Lee would go online in 2018, becoming Duke's first nuclear plant to open since Catawba went online in 1985. Duke is seeking a federal construction and operating license for the new plant.
In her new position, Ruff will report directly to chairman and chief executive Jim Rogers, which she does not now do.
Nuclear energy provides about half of Duke's electric generation in the Carolinas, with coal providing most of the rest. Ruff said she expects that proportion to hold steady in coming decades, and Rogers said in a statement that the utility anticipates more nuclear generation in the two states.
Brett Carter, now senior vice president of customer service and business development, will replace Ruff as president of Duke Energy Carolinas.

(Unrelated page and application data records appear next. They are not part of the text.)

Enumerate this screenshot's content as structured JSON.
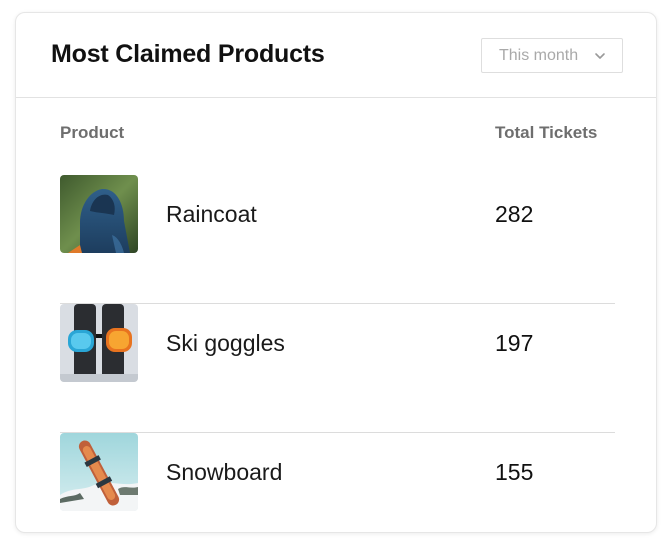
{
  "card": {
    "title": "Most Claimed Products",
    "period_select": {
      "value": "This month",
      "icon": "chevron-down-icon"
    }
  },
  "table": {
    "columns": {
      "product": "Product",
      "total_tickets": "Total Tickets"
    },
    "rows": [
      {
        "name": "Raincoat",
        "tickets": "282",
        "thumbnail": "raincoat-photo"
      },
      {
        "name": "Ski goggles",
        "tickets": "197",
        "thumbnail": "ski-goggles-photo"
      },
      {
        "name": "Snowboard",
        "tickets": "155",
        "thumbnail": "snowboard-photo"
      }
    ]
  }
}
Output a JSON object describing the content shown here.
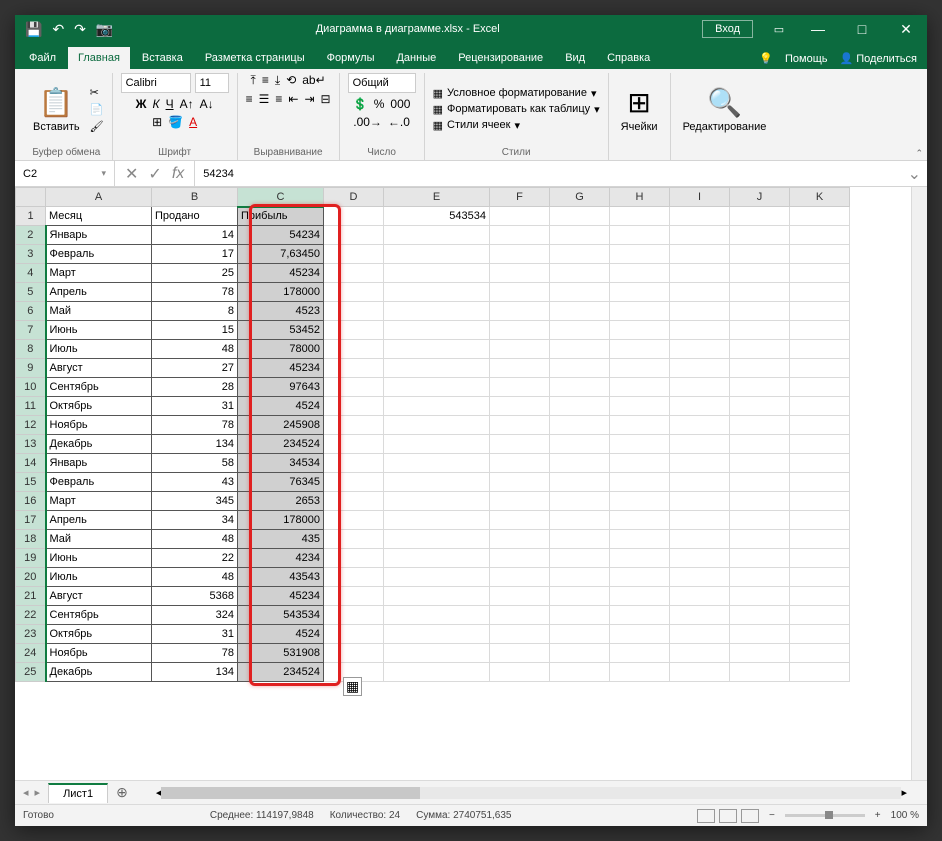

He will be responsible for rate and regulatory issues, managing government relations, economic development and community affairs.
Carter joined Duke in 2005. He previously worked as a vice president for Aquila, an electric and gas company in Kansas City, Mo., that has since been sold to Great Plains Energy and Black Hills Corp.
In other key changes, Sandra Meyer, now president of Duke Energy Ohio and Duke Energy Kentucky, will become senior vice president of power delivery for U.S. Franchised Electric and Gas. That division handles the electric transmission and distribution systems in Duke's five-state service area.
Julie Janson replaces Meyer, moving from her current post as senior vice president of ethics and compliance, and corporate secretary.